DATA TO USE.

———

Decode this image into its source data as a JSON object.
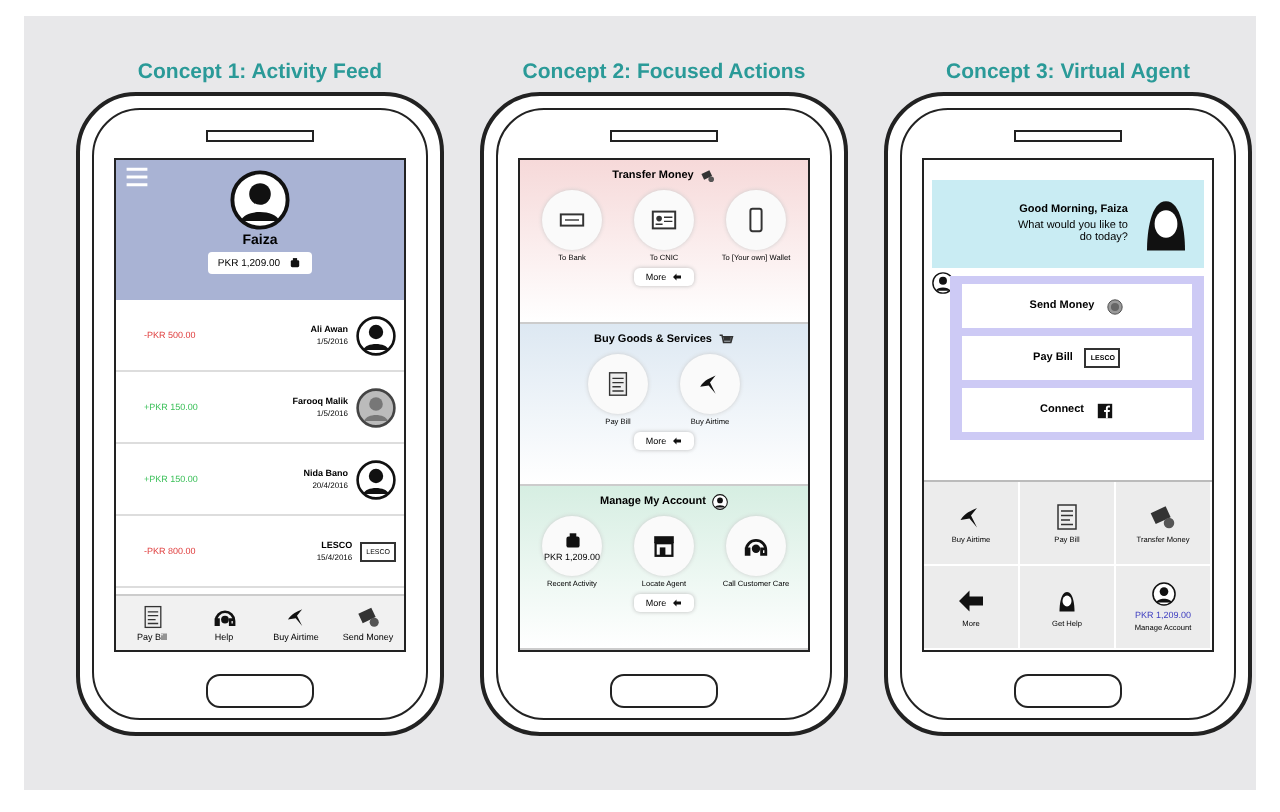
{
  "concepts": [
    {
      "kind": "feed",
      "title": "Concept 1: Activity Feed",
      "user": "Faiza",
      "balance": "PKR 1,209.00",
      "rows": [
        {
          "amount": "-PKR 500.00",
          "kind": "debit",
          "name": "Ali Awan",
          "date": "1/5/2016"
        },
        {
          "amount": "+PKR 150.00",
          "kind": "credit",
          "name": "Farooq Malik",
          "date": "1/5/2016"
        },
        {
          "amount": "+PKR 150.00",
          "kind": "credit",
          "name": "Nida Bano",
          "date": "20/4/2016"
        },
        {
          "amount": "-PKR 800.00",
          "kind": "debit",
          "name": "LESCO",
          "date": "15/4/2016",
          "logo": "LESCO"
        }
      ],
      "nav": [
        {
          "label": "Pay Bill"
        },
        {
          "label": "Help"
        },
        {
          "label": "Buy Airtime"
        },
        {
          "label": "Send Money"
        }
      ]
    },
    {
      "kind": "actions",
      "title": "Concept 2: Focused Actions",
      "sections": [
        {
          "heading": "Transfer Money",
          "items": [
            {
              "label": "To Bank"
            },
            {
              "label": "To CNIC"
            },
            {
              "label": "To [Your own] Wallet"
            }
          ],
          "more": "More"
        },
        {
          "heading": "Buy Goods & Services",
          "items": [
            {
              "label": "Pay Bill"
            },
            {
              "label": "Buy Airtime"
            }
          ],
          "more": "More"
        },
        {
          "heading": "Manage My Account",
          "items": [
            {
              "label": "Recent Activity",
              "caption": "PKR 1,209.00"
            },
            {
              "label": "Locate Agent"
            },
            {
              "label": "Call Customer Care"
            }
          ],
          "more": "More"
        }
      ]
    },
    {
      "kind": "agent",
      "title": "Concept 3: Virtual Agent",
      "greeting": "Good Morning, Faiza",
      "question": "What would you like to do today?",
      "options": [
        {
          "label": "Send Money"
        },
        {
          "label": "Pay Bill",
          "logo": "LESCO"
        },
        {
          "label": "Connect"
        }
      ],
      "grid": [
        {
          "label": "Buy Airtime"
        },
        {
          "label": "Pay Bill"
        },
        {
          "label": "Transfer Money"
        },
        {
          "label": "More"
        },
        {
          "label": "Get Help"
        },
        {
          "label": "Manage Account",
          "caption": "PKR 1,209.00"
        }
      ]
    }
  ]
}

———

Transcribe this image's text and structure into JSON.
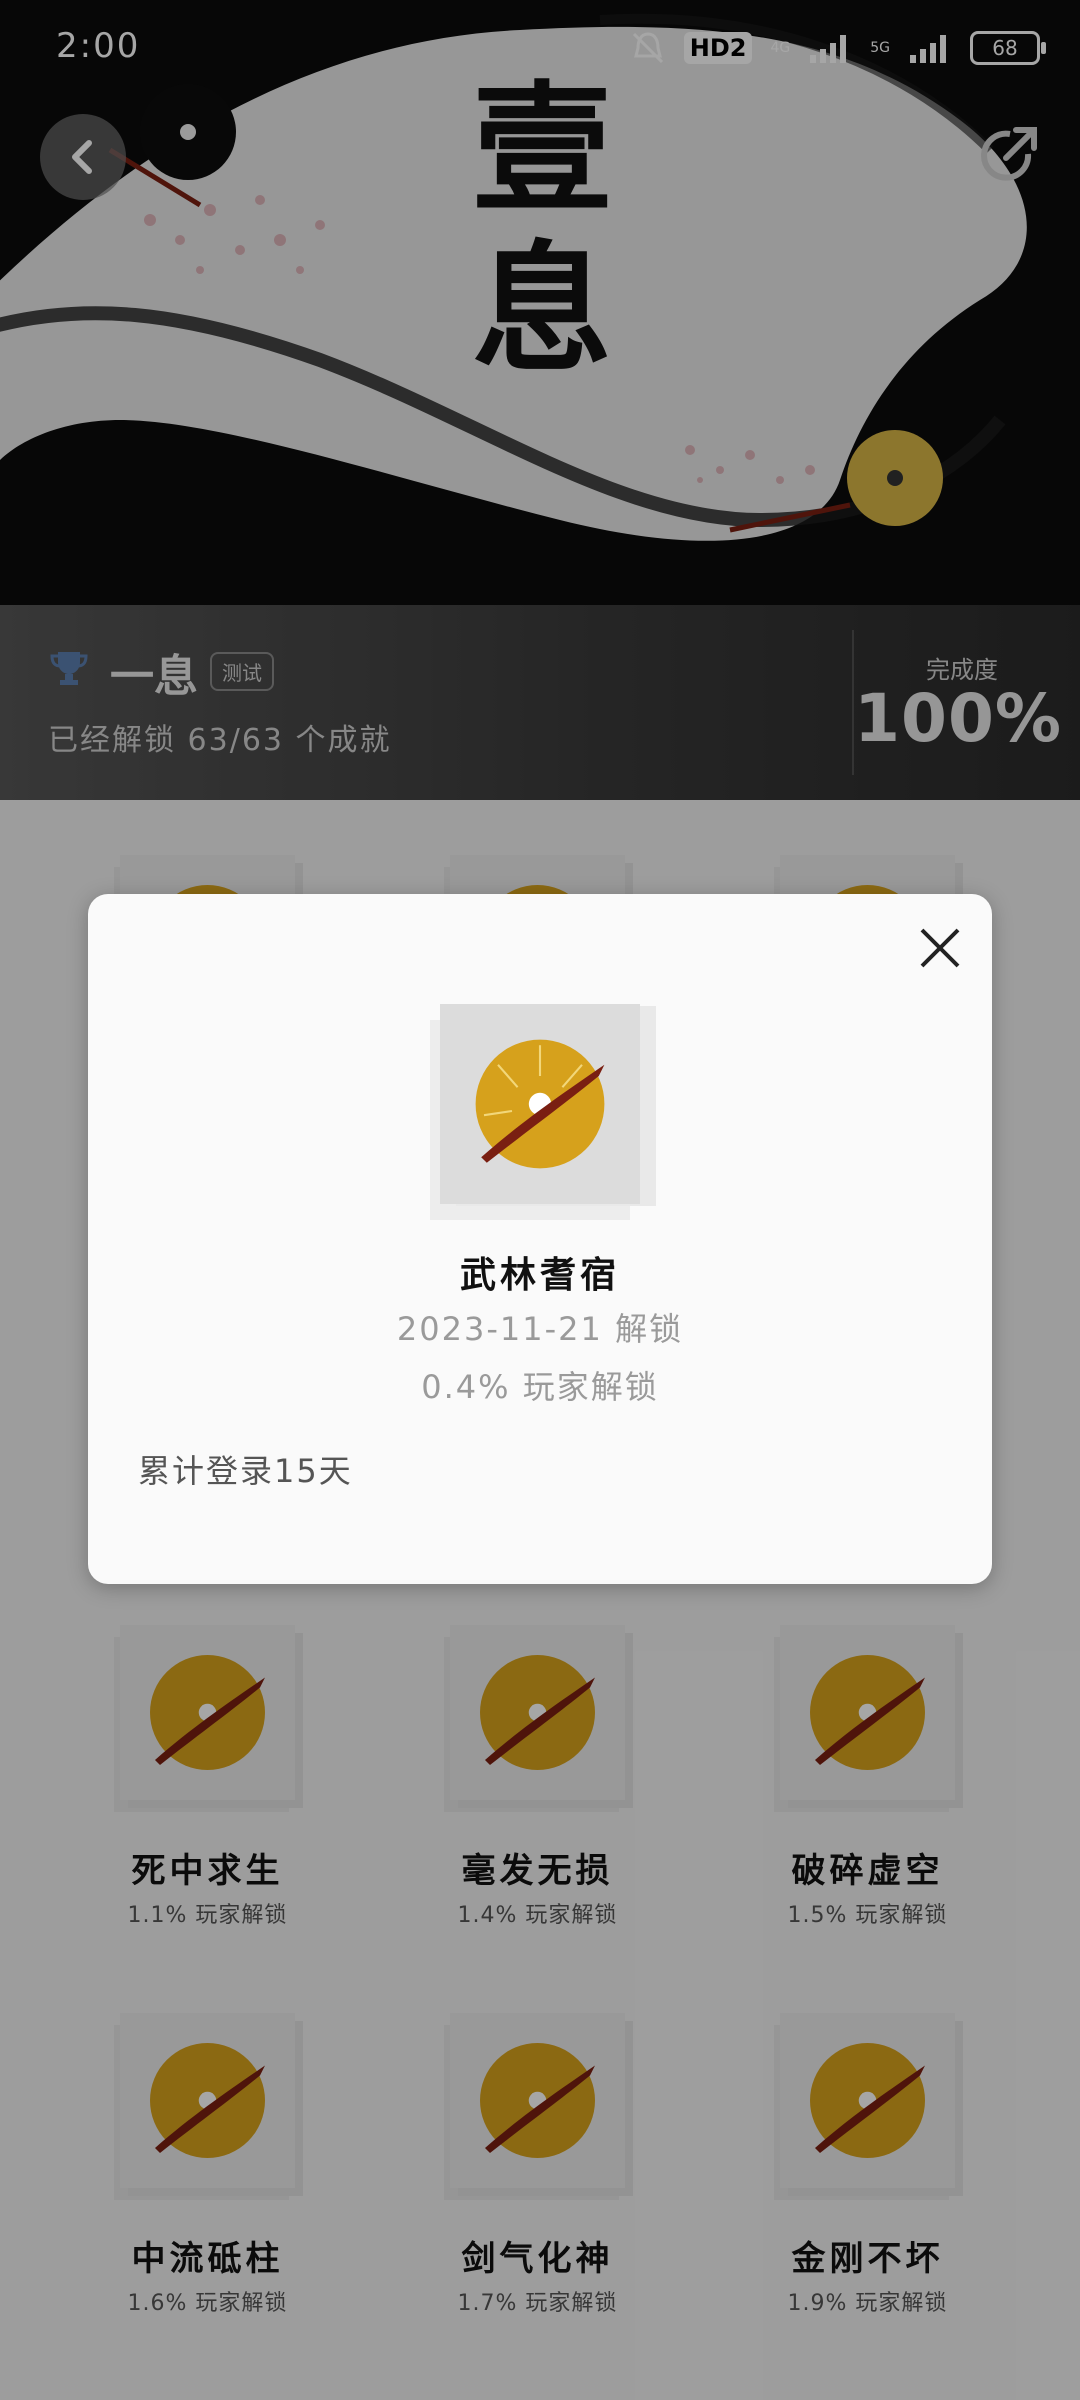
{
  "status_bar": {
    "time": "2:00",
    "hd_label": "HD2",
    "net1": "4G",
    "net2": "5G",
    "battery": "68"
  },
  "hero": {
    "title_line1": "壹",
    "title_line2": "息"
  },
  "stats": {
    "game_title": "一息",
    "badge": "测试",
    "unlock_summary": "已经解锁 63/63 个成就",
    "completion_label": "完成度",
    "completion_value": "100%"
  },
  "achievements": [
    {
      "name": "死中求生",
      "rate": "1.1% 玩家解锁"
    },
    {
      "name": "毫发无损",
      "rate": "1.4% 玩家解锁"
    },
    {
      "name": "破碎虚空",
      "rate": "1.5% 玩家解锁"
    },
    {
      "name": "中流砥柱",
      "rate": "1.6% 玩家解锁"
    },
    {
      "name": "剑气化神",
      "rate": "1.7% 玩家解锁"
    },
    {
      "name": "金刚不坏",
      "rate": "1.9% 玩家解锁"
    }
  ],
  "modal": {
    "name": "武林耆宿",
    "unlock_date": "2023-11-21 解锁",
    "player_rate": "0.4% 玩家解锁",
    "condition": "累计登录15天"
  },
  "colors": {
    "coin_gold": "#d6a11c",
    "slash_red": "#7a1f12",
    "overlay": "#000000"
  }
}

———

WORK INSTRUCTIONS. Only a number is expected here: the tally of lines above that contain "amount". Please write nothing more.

ANSWER SPACE. 4